The 4C is nothing less than the most important Alfa Romeo for an entire generation. Mid-engined, and with a carbon fibre chassis that’s pretty damn close to the one at the heart of the McLaren 12C, it vaults this lovely but perennially underachieving Italian brand straight into the big league. It also poses some interesting philosophical questions. Alfa insists that the 4C is a junior supercar, but can it really justify the big talk when there’s a four-cylinder, turbocharged 1.7-litre engine in there? Even if it comes up a bit short on that front, does its 41.5mpg average fuel consumption and 157g/km CO2 emissions make up for it?
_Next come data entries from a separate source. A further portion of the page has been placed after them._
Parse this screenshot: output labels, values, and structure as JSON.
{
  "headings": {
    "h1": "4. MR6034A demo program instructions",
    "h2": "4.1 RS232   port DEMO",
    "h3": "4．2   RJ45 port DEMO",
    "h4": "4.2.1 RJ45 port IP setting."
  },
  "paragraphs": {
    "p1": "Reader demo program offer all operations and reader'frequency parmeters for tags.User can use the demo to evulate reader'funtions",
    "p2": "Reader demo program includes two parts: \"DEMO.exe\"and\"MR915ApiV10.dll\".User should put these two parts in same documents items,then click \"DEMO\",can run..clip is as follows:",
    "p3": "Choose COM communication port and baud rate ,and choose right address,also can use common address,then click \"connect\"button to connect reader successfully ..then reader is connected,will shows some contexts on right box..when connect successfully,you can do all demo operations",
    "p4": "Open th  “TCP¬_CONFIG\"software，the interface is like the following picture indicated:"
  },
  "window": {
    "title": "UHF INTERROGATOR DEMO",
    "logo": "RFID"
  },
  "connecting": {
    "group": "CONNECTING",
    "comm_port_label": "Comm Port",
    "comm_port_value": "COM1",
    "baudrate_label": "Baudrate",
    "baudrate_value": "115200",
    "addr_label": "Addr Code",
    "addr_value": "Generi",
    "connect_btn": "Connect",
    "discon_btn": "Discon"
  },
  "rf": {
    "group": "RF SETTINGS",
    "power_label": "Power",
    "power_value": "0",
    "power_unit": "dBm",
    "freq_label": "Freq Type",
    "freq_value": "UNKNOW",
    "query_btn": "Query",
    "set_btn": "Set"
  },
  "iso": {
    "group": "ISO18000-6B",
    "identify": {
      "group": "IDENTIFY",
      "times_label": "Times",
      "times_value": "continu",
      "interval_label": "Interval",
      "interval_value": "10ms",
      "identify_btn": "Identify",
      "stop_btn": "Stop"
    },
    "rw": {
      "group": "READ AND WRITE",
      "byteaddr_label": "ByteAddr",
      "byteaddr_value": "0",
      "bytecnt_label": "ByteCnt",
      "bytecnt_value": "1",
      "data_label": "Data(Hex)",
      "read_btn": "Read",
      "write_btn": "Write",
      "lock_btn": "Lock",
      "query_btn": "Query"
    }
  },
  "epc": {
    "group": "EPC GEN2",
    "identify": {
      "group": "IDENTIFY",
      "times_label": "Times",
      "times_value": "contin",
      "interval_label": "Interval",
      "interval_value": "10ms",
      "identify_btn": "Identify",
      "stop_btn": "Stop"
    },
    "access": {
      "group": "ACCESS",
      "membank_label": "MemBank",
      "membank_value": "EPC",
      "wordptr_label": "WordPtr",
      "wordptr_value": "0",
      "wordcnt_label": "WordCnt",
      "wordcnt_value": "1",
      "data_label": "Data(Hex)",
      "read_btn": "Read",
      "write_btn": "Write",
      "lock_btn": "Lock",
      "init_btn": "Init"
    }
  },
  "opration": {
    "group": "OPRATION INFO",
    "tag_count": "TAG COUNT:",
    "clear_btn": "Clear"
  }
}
It’s an absolute blast, simple as that, a ballsy reversal of the power war that has gripped the industry’s big guns for years. But… there are a few buts. The good bits are tremendously good, though. The 4C’s carbon chassis is as sensational as you’d hope. Overall, the car weighs just 925kg, and you can feel that lack of mass in your fingertips and through your backside. The 4C handles and rides beautifully, its unassisted steering is chock full of feel, and nothing this side of the Lotus Elise has a similar appetite for corners. Italian racing specialist Brembo supplies the 4C’s stoppers, and they’re also brilliant. Unfortunately, the powertrain lags behind, in more ways than one. There’s just no getting round the shortfalls of a blown four-pot, and though the 4C sounds pretty fruity on the outside, inside it’s a bit flat. The turbo’s also rather intrusive, and though the 4C is addictively fast – 0-62mph in 4.5 seconds, 160mph top speed – and doesn’t lack torque, it’s nowhere near as seamless in its delivery as, say, the Porsche Cayman. Its TCT dual-shift gearbox can be a bit obstructive, too, although full-bore upshifts in fast-shifting Race mode are pretty good.